Data records for software interfaces:
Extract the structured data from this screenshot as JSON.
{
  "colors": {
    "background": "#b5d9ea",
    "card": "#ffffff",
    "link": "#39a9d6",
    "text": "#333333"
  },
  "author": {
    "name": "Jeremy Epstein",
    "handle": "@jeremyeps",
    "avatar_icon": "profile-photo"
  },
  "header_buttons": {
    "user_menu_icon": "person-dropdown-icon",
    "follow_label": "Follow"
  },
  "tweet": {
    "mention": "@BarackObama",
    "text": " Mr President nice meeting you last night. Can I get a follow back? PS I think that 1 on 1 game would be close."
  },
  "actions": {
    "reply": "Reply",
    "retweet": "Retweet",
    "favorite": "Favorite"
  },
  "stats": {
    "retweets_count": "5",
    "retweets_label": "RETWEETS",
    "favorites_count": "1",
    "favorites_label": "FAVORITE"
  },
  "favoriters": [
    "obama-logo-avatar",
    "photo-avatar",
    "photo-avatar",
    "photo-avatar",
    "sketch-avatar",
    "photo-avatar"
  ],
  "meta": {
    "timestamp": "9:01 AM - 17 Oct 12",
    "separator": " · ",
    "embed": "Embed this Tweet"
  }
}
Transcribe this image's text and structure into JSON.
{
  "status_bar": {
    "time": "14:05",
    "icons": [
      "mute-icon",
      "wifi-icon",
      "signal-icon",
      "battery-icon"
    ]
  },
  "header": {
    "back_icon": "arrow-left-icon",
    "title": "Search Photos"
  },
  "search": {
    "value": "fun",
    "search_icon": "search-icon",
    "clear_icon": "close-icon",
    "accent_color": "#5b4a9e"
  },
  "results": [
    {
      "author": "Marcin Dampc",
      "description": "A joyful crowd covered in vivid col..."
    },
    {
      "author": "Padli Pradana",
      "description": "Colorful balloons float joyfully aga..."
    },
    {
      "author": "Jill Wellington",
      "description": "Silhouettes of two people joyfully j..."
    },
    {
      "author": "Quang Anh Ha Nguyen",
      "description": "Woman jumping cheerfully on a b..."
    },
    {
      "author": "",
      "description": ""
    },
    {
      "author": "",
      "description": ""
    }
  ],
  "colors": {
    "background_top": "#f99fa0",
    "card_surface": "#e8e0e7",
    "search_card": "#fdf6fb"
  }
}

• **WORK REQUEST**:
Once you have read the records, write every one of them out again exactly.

• **RESULT**:
Extract the structured data from this screenshot as JSON.
{
  "colors": {
    "background": "#b5d9ea",
    "card": "#ffffff",
    "link": "#39a9d6",
    "text": "#333333"
  },
  "author": {
    "name": "Jeremy Epstein",
    "handle": "@jeremyeps",
    "avatar_icon": "profile-photo"
  },
  "header_buttons": {
    "user_menu_icon": "person-dropdown-icon",
    "follow_label": "Follow"
  },
  "tweet": {
    "mention": "@BarackObama",
    "text": " Mr President nice meeting you last night. Can I get a follow back? PS I think that 1 on 1 game would be close."
  },
  "actions": {
    "reply": "Reply",
    "retweet": "Retweet",
    "favorite": "Favorite"
  },
  "stats": {
    "retweets_count": "5",
    "retweets_label": "RETWEETS",
    "favorites_count": "1",
    "favorites_label": "FAVORITE"
  },
  "favoriters": [
    "obama-logo-avatar",
    "photo-avatar",
    "photo-avatar",
    "photo-avatar",
    "sketch-avatar",
    "photo-avatar"
  ],
  "meta": {
    "timestamp": "9:01 AM - 17 Oct 12",
    "separator": " · ",
    "embed": "Embed this Tweet"
  }
}
Transcribe this image's text and structure into JSON.
{
  "status_bar": {
    "time": "14:05",
    "icons": [
      "mute-icon",
      "wifi-icon",
      "signal-icon",
      "battery-icon"
    ]
  },
  "header": {
    "back_icon": "arrow-left-icon",
    "title": "Search Photos"
  },
  "search": {
    "value": "fun",
    "search_icon": "search-icon",
    "clear_icon": "close-icon",
    "accent_color": "#5b4a9e"
  },
  "results": [
    {
      "author": "Marcin Dampc",
      "description": "A joyful crowd covered in vivid col..."
    },
    {
      "author": "Padli Pradana",
      "description": "Colorful balloons float joyfully aga..."
    },
    {
      "author": "Jill Wellington",
      "description": "Silhouettes of two people joyfully j..."
    },
    {
      "author": "Quang Anh Ha Nguyen",
      "description": "Woman jumping cheerfully on a b..."
    },
    {
      "author": "",
      "description": ""
    },
    {
      "author": "",
      "description": ""
    }
  ],
  "colors": {
    "background_top": "#f99fa0",
    "card_surface": "#e8e0e7",
    "search_card": "#fdf6fb"
  }
}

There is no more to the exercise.